▼▼▼

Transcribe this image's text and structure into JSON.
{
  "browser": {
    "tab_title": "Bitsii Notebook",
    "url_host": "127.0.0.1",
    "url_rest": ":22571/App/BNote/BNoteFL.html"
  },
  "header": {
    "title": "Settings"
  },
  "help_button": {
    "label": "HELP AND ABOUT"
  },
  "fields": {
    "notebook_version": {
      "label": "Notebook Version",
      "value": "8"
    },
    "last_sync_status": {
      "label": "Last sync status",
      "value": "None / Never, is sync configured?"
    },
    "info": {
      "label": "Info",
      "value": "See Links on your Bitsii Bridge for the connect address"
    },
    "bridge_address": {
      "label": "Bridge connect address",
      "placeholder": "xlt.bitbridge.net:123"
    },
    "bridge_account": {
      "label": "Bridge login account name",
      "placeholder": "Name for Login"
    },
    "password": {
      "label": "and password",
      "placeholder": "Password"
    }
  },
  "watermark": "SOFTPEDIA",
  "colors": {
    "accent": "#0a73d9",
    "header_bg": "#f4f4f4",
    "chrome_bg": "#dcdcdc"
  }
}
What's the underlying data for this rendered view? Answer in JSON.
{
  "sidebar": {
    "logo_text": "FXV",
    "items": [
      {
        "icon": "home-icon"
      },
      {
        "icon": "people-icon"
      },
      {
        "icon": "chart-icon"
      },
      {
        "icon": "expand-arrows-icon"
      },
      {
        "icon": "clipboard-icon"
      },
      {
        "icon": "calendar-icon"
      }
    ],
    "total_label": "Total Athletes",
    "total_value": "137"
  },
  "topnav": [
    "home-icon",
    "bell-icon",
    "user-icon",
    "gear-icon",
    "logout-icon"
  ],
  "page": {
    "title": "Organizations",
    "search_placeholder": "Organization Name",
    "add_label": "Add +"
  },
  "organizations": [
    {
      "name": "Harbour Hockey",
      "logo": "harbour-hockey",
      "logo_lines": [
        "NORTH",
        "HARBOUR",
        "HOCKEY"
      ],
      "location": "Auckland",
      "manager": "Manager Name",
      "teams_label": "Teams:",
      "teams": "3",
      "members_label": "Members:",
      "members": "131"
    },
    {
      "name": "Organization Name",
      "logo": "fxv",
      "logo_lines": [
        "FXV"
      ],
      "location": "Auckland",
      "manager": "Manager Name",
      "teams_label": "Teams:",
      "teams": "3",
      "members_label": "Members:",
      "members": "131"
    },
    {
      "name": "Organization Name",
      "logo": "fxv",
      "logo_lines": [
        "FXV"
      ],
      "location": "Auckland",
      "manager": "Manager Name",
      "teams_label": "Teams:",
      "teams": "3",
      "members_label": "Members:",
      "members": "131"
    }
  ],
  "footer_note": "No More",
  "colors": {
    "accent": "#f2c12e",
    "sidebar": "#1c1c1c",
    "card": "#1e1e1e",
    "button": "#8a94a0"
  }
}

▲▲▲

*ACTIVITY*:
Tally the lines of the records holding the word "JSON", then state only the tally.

*WRITTEN REPLY*:
2